- E. Y. Sidky, R. Chartrand, and X. Pan, “Image reconstruction from few views by non-convex optimization,” in Proceedings of the IEEE Nuclear Science Symposium and Medical Imaging Conference (NSS/MIC '07), pp. 3526–3530, Honolulu, Hawaii, USA, November 2007.
- R. Gordon, R. Bender, and G. T. Herman, “Algebraic reconstruction techniques (ART) for three-dimensional electron microscopy and x-ray photography,” Journal of Theoretical Biology, vol. 29, no. 3, pp. 471–481, 1970.

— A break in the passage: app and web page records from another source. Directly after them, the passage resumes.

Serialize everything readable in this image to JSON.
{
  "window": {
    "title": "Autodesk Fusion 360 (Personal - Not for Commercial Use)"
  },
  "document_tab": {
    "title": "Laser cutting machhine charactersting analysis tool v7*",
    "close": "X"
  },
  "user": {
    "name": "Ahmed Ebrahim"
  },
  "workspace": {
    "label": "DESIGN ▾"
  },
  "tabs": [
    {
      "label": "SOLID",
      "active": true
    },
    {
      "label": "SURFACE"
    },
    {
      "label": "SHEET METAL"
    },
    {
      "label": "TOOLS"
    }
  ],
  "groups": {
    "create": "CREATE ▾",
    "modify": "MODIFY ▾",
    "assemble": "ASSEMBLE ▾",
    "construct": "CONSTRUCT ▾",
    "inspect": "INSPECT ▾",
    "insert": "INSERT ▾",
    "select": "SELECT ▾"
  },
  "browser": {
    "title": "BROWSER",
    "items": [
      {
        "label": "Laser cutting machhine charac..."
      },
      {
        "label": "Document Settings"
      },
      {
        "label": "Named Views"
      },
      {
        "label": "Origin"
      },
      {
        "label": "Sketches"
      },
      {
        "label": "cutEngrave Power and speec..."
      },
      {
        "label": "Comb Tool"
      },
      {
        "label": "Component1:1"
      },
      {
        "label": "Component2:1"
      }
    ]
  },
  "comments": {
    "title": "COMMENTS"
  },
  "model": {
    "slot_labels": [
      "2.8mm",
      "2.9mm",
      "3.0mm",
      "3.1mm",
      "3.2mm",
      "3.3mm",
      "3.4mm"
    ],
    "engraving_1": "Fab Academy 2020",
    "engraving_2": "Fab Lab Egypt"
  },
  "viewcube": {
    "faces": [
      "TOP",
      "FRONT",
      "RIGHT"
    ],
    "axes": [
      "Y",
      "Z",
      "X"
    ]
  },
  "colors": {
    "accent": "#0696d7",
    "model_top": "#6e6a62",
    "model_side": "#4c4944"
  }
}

- L. A. Shepp and Y. Vardi, “Maximum likelihood reconstruction for emission tomography,” IEEE Transactions on Medical Imaging, vol. 1, no. 2, pp. 113–122, 1982.
- X. Jia, Y. Lou, J. Lewis et al., “GPU-based fast low-dose cone beam CT reconstruction via total variation,” Journal of X-Ray Science and Technology, vol. 19, no. 2, pp. 139–154, 2011.
- X. Jia, B. Dong, Y. Lou, and S. B. Jiang, “GPU-based iterative cone-beam CT reconstruction using tight frame regularization,” Physics in Medicine and Biology, vol. 56, no. 13, pp. 3787–3807, 2011.
- X. Jia, H. Yan, L. Cerviño, M. Folkerts, and S. B. Jiang, “A GPU tool for efficient, accurate, and realistic simulation of cone beam CT projections,” Medical Physics, vol. 39, no. 12, pp. 7368–7378, 2012.
Copyright © 2016 Jingyu Guo et al. This is an open access article distributed under the Creative Commons Attribution License, which permits unrestricted use, distribution, and reproduction in any medium, provided the original work is properly cited.